As expected, sound stage was very good. The width seemed realistic and so did the height. The depth, however, was not always as transparent as I would have liked it to be. Of course, there's only a hanful of recordings with realistically recorded sound stage so this should not be a problem for the most part. Still, reference recordings reveal a somewhat dense structure where there is less space between the front and back row of musicians. Good detail resolution as well as dynamics allowed for good instrument placement accuracy so there were no problems there. If the sound stage was deeper, it would have allowed for more air between individual instruments and it would undoubtedly improve the micro dynamics. But as it is, it is really not bad at all.
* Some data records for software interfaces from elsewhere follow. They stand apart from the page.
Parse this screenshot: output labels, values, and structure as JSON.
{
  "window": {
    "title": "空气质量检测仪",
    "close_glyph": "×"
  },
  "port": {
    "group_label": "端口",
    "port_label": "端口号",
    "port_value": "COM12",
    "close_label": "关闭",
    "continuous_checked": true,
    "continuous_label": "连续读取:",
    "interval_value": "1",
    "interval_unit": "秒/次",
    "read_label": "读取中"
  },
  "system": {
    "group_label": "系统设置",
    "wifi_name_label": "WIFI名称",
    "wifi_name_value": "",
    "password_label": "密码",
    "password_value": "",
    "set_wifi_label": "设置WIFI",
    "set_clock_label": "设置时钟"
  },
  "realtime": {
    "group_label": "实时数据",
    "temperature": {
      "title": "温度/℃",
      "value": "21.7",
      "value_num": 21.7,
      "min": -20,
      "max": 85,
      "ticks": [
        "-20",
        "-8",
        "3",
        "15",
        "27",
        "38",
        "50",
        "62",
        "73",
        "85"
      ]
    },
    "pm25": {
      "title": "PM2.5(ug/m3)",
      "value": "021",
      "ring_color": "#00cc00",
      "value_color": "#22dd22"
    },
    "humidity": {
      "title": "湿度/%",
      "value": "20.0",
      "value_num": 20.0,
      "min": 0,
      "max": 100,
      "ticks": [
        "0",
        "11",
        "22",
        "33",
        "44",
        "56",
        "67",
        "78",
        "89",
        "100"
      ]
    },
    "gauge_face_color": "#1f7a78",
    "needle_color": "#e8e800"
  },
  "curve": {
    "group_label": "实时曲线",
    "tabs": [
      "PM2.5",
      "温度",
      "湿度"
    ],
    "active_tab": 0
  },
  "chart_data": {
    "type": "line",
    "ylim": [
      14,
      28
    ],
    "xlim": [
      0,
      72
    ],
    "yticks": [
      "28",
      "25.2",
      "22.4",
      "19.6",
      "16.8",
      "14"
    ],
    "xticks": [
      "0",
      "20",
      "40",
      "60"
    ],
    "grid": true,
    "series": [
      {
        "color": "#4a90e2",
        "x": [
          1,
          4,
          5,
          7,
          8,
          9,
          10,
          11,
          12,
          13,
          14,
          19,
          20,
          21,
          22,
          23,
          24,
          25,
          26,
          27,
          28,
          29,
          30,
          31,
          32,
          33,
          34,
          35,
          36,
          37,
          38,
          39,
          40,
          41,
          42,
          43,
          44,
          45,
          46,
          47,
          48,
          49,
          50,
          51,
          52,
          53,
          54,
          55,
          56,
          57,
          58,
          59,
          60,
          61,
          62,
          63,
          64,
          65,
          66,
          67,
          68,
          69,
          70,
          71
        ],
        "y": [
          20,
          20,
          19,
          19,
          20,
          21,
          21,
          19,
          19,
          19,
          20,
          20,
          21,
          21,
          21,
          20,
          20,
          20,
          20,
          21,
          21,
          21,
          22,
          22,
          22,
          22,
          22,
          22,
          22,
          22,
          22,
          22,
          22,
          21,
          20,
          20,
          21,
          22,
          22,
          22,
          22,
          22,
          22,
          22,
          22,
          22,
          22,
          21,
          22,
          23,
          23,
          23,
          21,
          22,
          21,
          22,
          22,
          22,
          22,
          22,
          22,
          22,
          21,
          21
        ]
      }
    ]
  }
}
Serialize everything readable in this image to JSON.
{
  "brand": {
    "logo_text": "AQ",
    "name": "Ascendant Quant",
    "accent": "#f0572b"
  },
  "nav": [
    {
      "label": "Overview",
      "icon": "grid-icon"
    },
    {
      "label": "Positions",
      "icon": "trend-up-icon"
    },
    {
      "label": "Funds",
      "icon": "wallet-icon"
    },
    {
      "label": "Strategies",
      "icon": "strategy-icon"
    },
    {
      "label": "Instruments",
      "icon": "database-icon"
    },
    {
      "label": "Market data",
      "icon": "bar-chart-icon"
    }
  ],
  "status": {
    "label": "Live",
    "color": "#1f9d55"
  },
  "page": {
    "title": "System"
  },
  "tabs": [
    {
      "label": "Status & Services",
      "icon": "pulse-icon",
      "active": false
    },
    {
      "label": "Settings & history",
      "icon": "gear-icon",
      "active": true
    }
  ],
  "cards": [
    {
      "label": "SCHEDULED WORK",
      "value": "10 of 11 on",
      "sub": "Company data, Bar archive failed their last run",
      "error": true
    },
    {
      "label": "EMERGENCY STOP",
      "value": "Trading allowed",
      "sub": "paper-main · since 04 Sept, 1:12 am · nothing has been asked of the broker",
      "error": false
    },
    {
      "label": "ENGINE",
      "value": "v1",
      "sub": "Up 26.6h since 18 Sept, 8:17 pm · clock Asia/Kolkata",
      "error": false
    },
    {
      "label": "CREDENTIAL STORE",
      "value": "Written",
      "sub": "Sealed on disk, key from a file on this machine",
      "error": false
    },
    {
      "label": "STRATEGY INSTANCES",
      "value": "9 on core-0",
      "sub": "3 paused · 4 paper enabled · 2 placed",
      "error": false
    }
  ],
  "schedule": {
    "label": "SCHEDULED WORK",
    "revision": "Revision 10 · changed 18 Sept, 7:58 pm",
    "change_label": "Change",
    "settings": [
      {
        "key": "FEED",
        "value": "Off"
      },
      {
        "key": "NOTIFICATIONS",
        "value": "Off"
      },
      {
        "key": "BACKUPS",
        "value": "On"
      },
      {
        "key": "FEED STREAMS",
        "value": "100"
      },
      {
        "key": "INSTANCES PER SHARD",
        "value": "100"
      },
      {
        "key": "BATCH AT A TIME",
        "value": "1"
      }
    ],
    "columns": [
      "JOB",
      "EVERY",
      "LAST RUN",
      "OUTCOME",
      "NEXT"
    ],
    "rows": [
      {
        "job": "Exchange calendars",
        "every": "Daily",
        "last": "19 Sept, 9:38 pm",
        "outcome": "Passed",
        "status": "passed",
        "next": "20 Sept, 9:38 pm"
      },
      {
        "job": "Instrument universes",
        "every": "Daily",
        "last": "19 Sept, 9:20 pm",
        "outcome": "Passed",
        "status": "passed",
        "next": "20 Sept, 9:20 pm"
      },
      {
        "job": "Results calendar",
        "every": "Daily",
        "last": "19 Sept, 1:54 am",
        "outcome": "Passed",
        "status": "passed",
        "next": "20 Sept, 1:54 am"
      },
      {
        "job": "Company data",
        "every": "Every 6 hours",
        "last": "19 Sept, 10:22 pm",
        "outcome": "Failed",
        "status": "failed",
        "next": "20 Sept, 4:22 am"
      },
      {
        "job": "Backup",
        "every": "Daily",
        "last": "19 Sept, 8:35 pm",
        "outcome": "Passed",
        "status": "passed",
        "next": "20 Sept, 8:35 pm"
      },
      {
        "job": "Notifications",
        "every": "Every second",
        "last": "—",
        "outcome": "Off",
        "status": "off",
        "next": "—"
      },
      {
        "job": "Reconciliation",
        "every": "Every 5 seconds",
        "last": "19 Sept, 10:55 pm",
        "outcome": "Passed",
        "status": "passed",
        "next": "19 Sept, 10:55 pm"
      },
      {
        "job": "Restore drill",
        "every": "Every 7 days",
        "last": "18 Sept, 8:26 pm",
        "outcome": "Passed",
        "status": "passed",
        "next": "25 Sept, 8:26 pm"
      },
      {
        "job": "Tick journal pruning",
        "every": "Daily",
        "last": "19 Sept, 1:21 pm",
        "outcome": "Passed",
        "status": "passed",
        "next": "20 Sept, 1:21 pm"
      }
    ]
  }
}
Imaging left something to be desired however. There was no diffused field however and the image was well laid out and coherent with most recordings. However, electronic instruments with lots of channel panning did seem to be lower in volume once they were in the center of the image. Obviously, the image was not spherical enough to allow for better imaging. There is a certain sound effect that simulates fireworks where you have this rocket that goes up in the sky, explodes into several pieces and then you can follow the trajectory of each individual piece. Very attractive indeed and it was rendered rather well so I would say it still has good imaging and that is why I give it a 7 out of 10.
Build quality & ease of use
It is a straightforward amplifier and as such, it is simple to use. The power on/off switch is a sensory type with a blue LED ring around it. The volume control potentiometer is very nice and smooth as is the rotary input selector switch on the front. Headphone output connectors on the front panel are of good quality and so are the ones on the back panel. However, at this price point I find the cheap RCA connetors unacceptable. This is a headphone amplifier and as such it is bound to be disconnected, moved and reconnected more than a couple of times. Even though these conntectors would withstand a bit of that, much nicer ones would have been appreciated and not nearly as expensive as the glass covered top. One interesting detail is the volume control shaft. Apparently, the potentiometer on the front panel is hooked up to a long shaft that goes half way into the chassis and this is where the actual attenuator is located. Clearly, some effort has gone into making the signal path shorter. It's a nice touch and in the days of high fidelity mayham in the late seventies and early eighties Sony used to use this principle for almost all switches on their higher end components. Finish is first class as expected. If not for those cheap connectors on the back, I would have given it a pure 10 but as it is, it only gets an 8.
Value for money
At 1600 Euro in Croatia and most parts of Europe, this is not at all a cheap amplifier. It does offer a pretty high level of performance for the money but competition is more than stiff. It is one of the most expensive solid state amplifiers available in this part of the world. The conclusion is then, the Sennheiser delivers but not to a point where someone should buy it without taking a good listen at the competition. From a perspective of audio technology, this is a nice piece that will appeal to many I am sure and one day might prove to be quite a valuable piece since we don't know how many they are planning on producing.
Headphones used: Sennheiser HD800 and HD650, Beyerdynamit T1, highly modified AKG K240DF (used only to verify the response balance)
Transport: modified Denon DCD-1520 (Sony KSS-151)
D/A converter: reference triode DAC ver. 1.1. (based on a single 6H30 fed directly off CS4398's pins, no output filter, Mundorf silver/gold/oil throughout, Holco 1% resistors)
If anyone is interested in hearing how the HDVA600 pairs with HD650, let me know. The amplifier was tested using the HD800 for the most part with some excursions with the T1.
Edited by R Giskard - 1/6/13 at 6:46am